§ **Your objective**
Pictures are to be left out, and the rest of the records reproduced exactly.

§ **Dataset content**
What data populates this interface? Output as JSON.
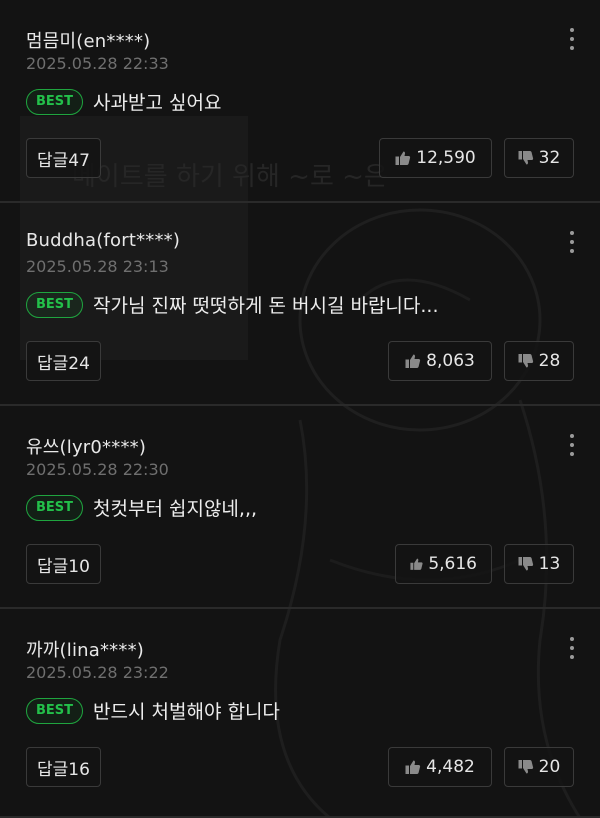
{
  "comments": [
    {
      "author": "멈믐미(en****)",
      "date": "2025.05.28 22:33",
      "badge": "BEST",
      "text": "사과받고 싶어요",
      "reply_label": "답글47",
      "likes": "12,590",
      "dislikes": "32"
    },
    {
      "author": "Buddha(fort****)",
      "date": "2025.05.28 23:13",
      "badge": "BEST",
      "text": "작가님 진짜 떳떳하게 돈 버시길 바랍니다...",
      "reply_label": "답글24",
      "likes": "8,063",
      "dislikes": "28"
    },
    {
      "author": "유쓰(lyr0****)",
      "date": "2025.05.28 22:30",
      "badge": "BEST",
      "text": "첫컷부터 쉽지않네,,,",
      "reply_label": "답글10",
      "likes": "5,616",
      "dislikes": "13"
    },
    {
      "author": "까까(lina****)",
      "date": "2025.05.28 23:22",
      "badge": "BEST",
      "text": "반드시 처벌해야 합니다",
      "reply_label": "답글16",
      "likes": "4,482",
      "dislikes": "20"
    }
  ],
  "background_art_text": "메이트를 하기 위해 ~로 ~은",
  "colors": {
    "background": "#131313",
    "best_green": "#23c04a",
    "text_primary": "#ededed",
    "text_muted": "#6f6f6f"
  },
  "icons": {
    "more": "more-vertical-icon",
    "like": "thumbs-up-icon",
    "dislike": "thumbs-down-icon"
  }
}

§ **Output of the task**
What data populates this interface? Output as JSON.
{
  "comments": [
    {
      "author": "멈믐미(en****)",
      "date": "2025.05.28 22:33",
      "badge": "BEST",
      "text": "사과받고 싶어요",
      "reply_label": "답글47",
      "likes": "12,590",
      "dislikes": "32"
    },
    {
      "author": "Buddha(fort****)",
      "date": "2025.05.28 23:13",
      "badge": "BEST",
      "text": "작가님 진짜 떳떳하게 돈 버시길 바랍니다...",
      "reply_label": "답글24",
      "likes": "8,063",
      "dislikes": "28"
    },
    {
      "author": "유쓰(lyr0****)",
      "date": "2025.05.28 22:30",
      "badge": "BEST",
      "text": "첫컷부터 쉽지않네,,,",
      "reply_label": "답글10",
      "likes": "5,616",
      "dislikes": "13"
    },
    {
      "author": "까까(lina****)",
      "date": "2025.05.28 23:22",
      "badge": "BEST",
      "text": "반드시 처벌해야 합니다",
      "reply_label": "답글16",
      "likes": "4,482",
      "dislikes": "20"
    }
  ],
  "background_art_text": "메이트를 하기 위해 ~로 ~은",
  "colors": {
    "background": "#131313",
    "best_green": "#23c04a",
    "text_primary": "#ededed",
    "text_muted": "#6f6f6f"
  },
  "icons": {
    "more": "more-vertical-icon",
    "like": "thumbs-up-icon",
    "dislike": "thumbs-down-icon"
  }
}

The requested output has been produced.